A Nigerian man, Lucy Okeke, has dragged a South African advocate to court for allegedly saying that foreigners marry South African women only to get permanent residency.
Okeke, who was briefly married to a KwaZulu-Natal woman, has lodged a formal complaint against the lawyer, Nomusa Khuzwayo, in the Durban Equality Court, accusing her of hate speech and unfair discrimination, South Africa’s Daily News reports.
He wants her disciplined for her alleged comments.
Okeke told the court on Friday that he had met Khuzwayo through the University of KwaZulu-Natal’s Law Clinic, when he needed help with visitation rights for his child from the marriage, which had been dissolved by then.
He said it was during a consultation with Khuzwayo in February that the comments were allegedly made.
“In her chambers, she asked me to tell her the history of my marriage to my ex-wife. After I had told her, she told me that my marriage was a fraud and that we Nigerians come to South Africa to marry women for legal papers,” the report said.
Okeke said Khuzwayo also told him that his ex-wife was “stupid” for not pushing him to perform the required traditional Zulu marital processes.
“She (Khuzwayo) said girls from rural areas come to the city and they don’t know what goes on and they get paid to get married to foreigners,” he said.
Okeke told the court that he was shocked and hurt to hear this statement from someone he presumed knew South Africa’s constitution well.
“I’ve always taken my stand against any traditional performances, even in my country of origin, because I practise Christianity,” he said. “I am a radical biblical Christian.”
He said that if his marriage had been a fraud, then the court that dissolved it was also fraudulent.
Okeke also said that during the 2008 xenophobic attacks, he was forced to flee Isipingo because locals had been accusing foreigners of stealing “their women and jobs.”
He said that when Khuzwayo made the statement he felt the same pain he had felt back then.
Khuzwayo disputed Okeke’s version of the events in her chambers.
She said she had interviewed Okeke’s ex-wife and her family at their home in Ubombo, northern KZN, and that Okeke’s former mother-in-law had said her daughter had been a student at the University of KwaZulu-Natal, but had quit her studies and returned home without explanation.
Khuzwayo said the ex-wife later discovered that she was pregnant.
“The ex-wife gave no explanation for her return until the court’s sheriff came to serve her with divorce papers. She then told her parents that she had married some non-South African guy because he had begged her to, as his permit was due to expire,” she explained.
Khuzwayo said Okeke’s former in-laws had expressed their concern about his having access to the child, because they did not know him and he had not paid lobolo or damages.
“I asked Okeke about these allegations and he described them as nonsense. I said to him we could not say that in court, we needed to raise a lawful defence.
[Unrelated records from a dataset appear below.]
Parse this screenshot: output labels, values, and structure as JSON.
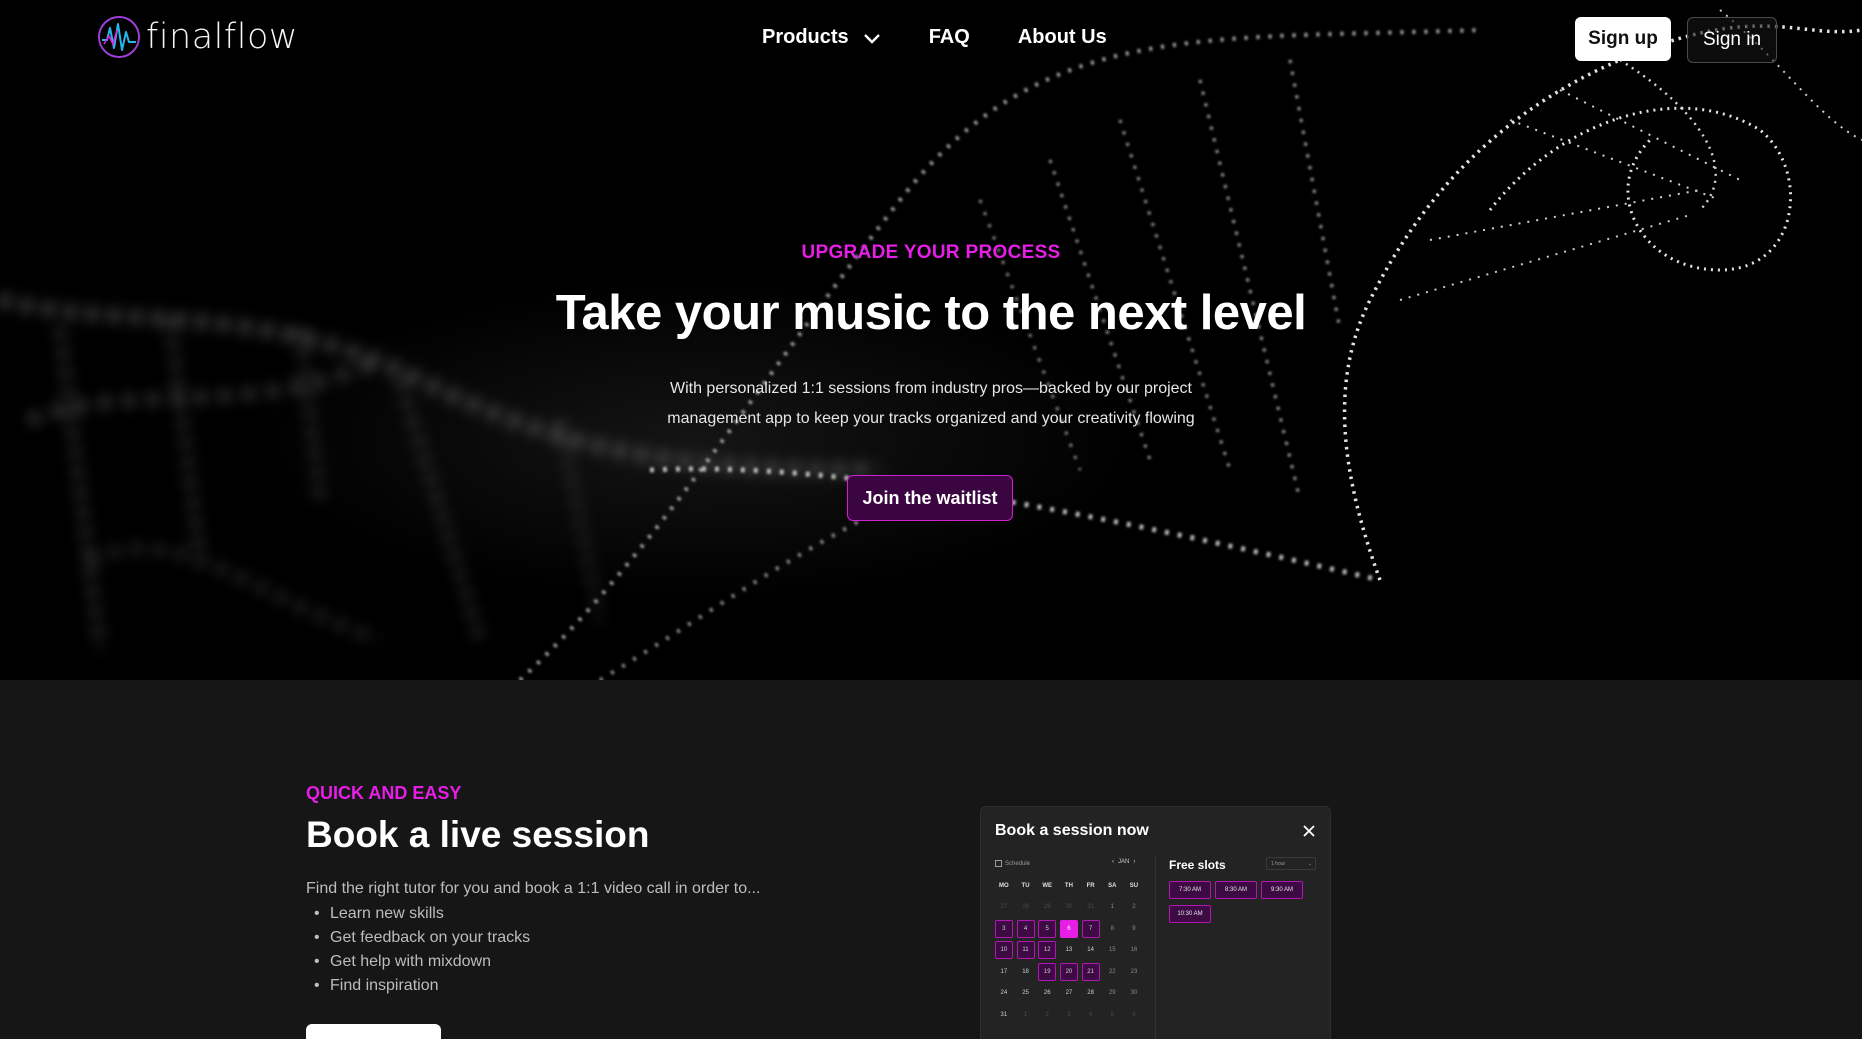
{
  "brand": {
    "name": "finalflow",
    "logo_icon": "waveform-circle-logo"
  },
  "nav": {
    "items": [
      {
        "label": "Products",
        "has_dropdown": true
      },
      {
        "label": "FAQ"
      },
      {
        "label": "About Us"
      }
    ],
    "signup_label": "Sign up",
    "signin_label": "Sign in"
  },
  "hero": {
    "eyebrow": "UPGRADE YOUR PROCESS",
    "title": "Take your music to the next level",
    "subtitle_line1": "With personalized 1:1 sessions from industry pros—backed by our project",
    "subtitle_line2": "management app to keep your tracks organized and your creativity flowing",
    "cta_label": "Join the waitlist"
  },
  "feature": {
    "eyebrow": "QUICK AND EASY",
    "title": "Book a live session",
    "description": "Find the right tutor for you and book a 1:1 video call in order to...",
    "bullets": [
      "Learn new skills",
      "Get feedback on your tracks",
      "Get help with mixdown",
      "Find inspiration"
    ]
  },
  "booking_card": {
    "title": "Book a session now",
    "schedule_label": "Schedule",
    "month_label": "JAN",
    "weekdays": [
      "MO",
      "TU",
      "WE",
      "TH",
      "FR",
      "SA",
      "SU"
    ],
    "weeks": [
      [
        "27",
        "28",
        "29",
        "30",
        "31",
        "1",
        "2"
      ],
      [
        "3",
        "4",
        "5",
        "6",
        "7",
        "8",
        "9"
      ],
      [
        "10",
        "11",
        "12",
        "13",
        "14",
        "15",
        "16"
      ],
      [
        "17",
        "18",
        "19",
        "20",
        "21",
        "22",
        "23"
      ],
      [
        "24",
        "25",
        "26",
        "27",
        "28",
        "29",
        "30"
      ],
      [
        "31",
        "1",
        "2",
        "3",
        "4",
        "5",
        "6"
      ]
    ],
    "selected_day": "6",
    "free_slots_label": "Free slots",
    "duration_value": "1 hour",
    "slots": [
      "7:30 AM",
      "8:30 AM",
      "9:30 AM",
      "10:30 AM"
    ]
  },
  "colors": {
    "accent": "#e61ee6",
    "accent_dark": "#3d0a44",
    "background_hero": "#000000",
    "background_section": "#161616",
    "card": "#232323"
  }
}
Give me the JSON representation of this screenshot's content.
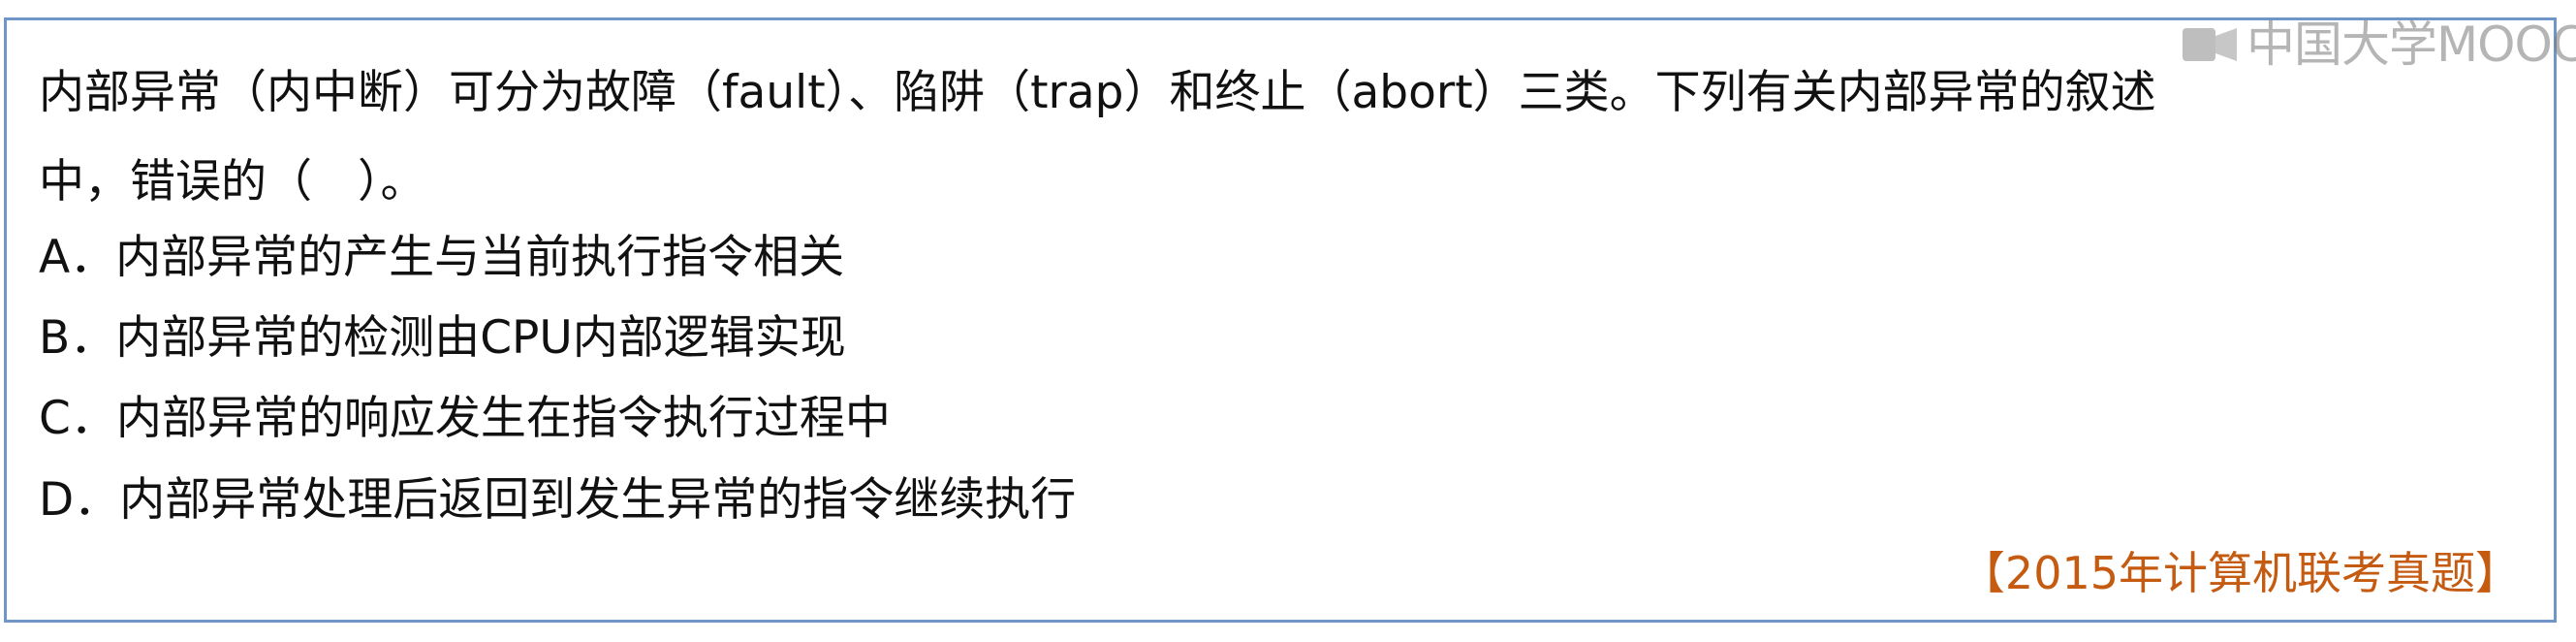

“That is when I told him that these things happen, we all know they happen, we both know they happen,” Khuzwayo testified.
She said Okeke had misunderstood this statement and that she had only been trying to get clarity on the allegations that had been made by his former mother-in-law in preparation for court.
“And now I’m sitting here defending what other people did to foreigners. He is abusing the country’s legal system,” said Khuzwayo. “He was offered free legal service (by the law clinic) and now he is using the system to fight what happened to other foreigners.”
The court is expected to make a ruling on October 3.